The title, “We’re All Going to the World’s Fair,” implies group activity, further distancing Casey’s lonesome reality. In the whole world wide web, she only has herself. Cobb, “in her feature film debut,” as the credits herald, exudes loneliness. It is easy to believe the only friend Casey has ever had is the stuffed animal “Poe,” which she got when she was five days old. Casey is looking for a connection online, because she has an unhappy and disconnected home life. She has no friends and no parental supervision. Her father is never seen on camera, and only heard once, telling her to turn down her laptop at 3 in the morning. She is invisible, even her videos only get a few views.

But someone is watching. “YOU ARE IN TROUBLE. I NEED TO TALK TO YOU.,” reads a message from a World’s Fair obsessive who calls himself “JLB” (Michael J. Rogers). He is a much older man, apparently also living an isolated existence. Casey never knows his name and only sees a sketchy avatar on a Skype screen. He employs ASMR triggers as well as grooming techniques, but his motivations are discomfitingly ambiguous. Did he lose a child to a QAnon group, or is there another reason he wants Casey to continue posting videos? As her videos become more disturbing, JLB is more encouraging. He is the only person in the film Casey speaks to directly. It is jarring when he takes over narration. 

We spend the most of the film with Casey, but never know details. Instead, we get Cobb’s riveting performance. Whether Casey is putting a bloodcurdling spin on “dance like nobody’s watching” or ritualistically moving on from childhood in glow-in-the-dark paint. The audience is positioned as the screen she’s looking at, silent witnesses to her lonely journey. The soundtrack by Alex G finds the space between the notes. It presents an ambiguous atmosphere of loss, yet grounds every scene in suspense. 

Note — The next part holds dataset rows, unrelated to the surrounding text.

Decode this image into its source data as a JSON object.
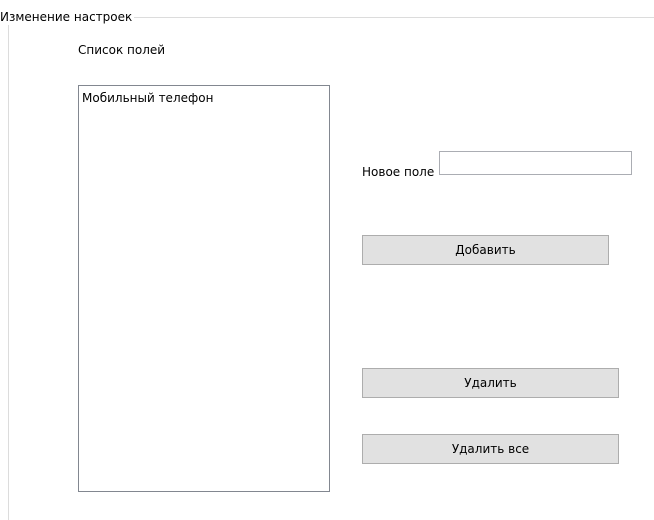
{
  "group": {
    "title": "Изменение настроек"
  },
  "fields_list": {
    "label": "Список полей",
    "items": [
      "Мобильный телефон"
    ]
  },
  "new_field": {
    "label": "Новое поле",
    "value": "",
    "placeholder": ""
  },
  "buttons": {
    "add_label": "Добавить",
    "delete_label": "Удалить",
    "delete_all_label": "Удалить все"
  }
}
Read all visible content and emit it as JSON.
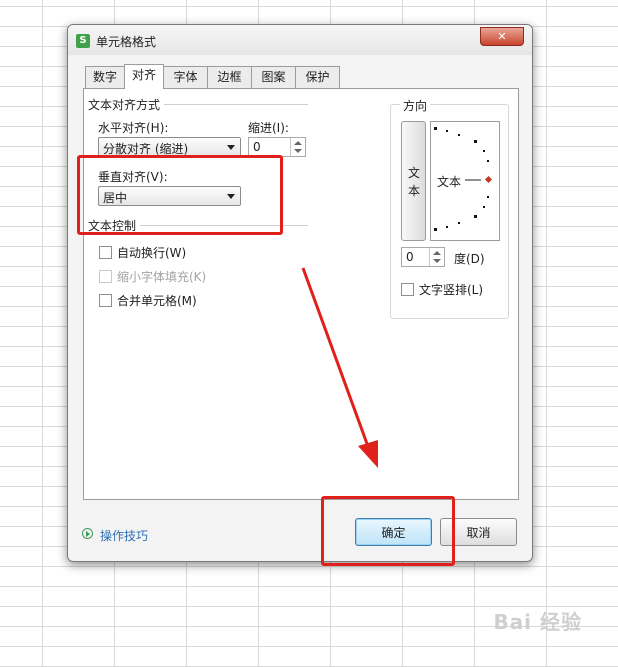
{
  "window": {
    "title": "单元格格式",
    "app_icon_glyph": "S",
    "close_glyph": "✕"
  },
  "tabs": [
    {
      "label": "数字",
      "active": false
    },
    {
      "label": "对齐",
      "active": true
    },
    {
      "label": "字体",
      "active": false
    },
    {
      "label": "边框",
      "active": false
    },
    {
      "label": "图案",
      "active": false
    },
    {
      "label": "保护",
      "active": false
    }
  ],
  "alignment": {
    "section_label": "文本对齐方式",
    "horizontal_label": "水平对齐(H):",
    "horizontal_value": "分散对齐 (缩进)",
    "indent_label": "缩进(I):",
    "indent_value": "0",
    "vertical_label": "垂直对齐(V):",
    "vertical_value": "居中"
  },
  "text_control": {
    "section_label": "文本控制",
    "wrap_text": {
      "label": "自动换行(W)",
      "checked": false,
      "enabled": true
    },
    "shrink_to_fit": {
      "label": "缩小字体填充(K)",
      "checked": false,
      "enabled": false
    },
    "merge_cells": {
      "label": "合并单元格(M)",
      "checked": false,
      "enabled": true
    }
  },
  "orientation": {
    "section_label": "方向",
    "vertical_text_chars": [
      "文",
      "本"
    ],
    "dial_text": "文本",
    "degree_value": "0",
    "degree_label": "度(D)",
    "vertical_stack_label": "文字竖排(L)"
  },
  "footer": {
    "tips_link": "操作技巧",
    "ok_button": "确定",
    "cancel_button": "取消"
  },
  "watermark": "Bai 经验",
  "colors": {
    "annotation_red": "#e0211b",
    "help_green": "#3d9a5a",
    "link_blue": "#2f6fb5",
    "close_red": "#c9432c",
    "dial_marker": "#c0392b"
  }
}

“We’re All Going to the World’s Fair” is far more sad than frightening. At one point in the film, Casey admits she “loves horror movies and always wanted to live in one,” but the seemingly endless Creepypasta wormhole she calls home only offers creatures comfort. Her mind is a strobing, seizure-inducing YouTube clip which buffers endlessly.  Schoenbrun understands internet culture. Their 2018 documentary, “A Self-Induced Hallucination,” expertly explained the Slender Man phenomenon by example. Existence is loneliness and the only respite is the occasional ASMR video that gets under the skin. 

We’re All Going to the World’s Fair” releases April 15 in select theaters.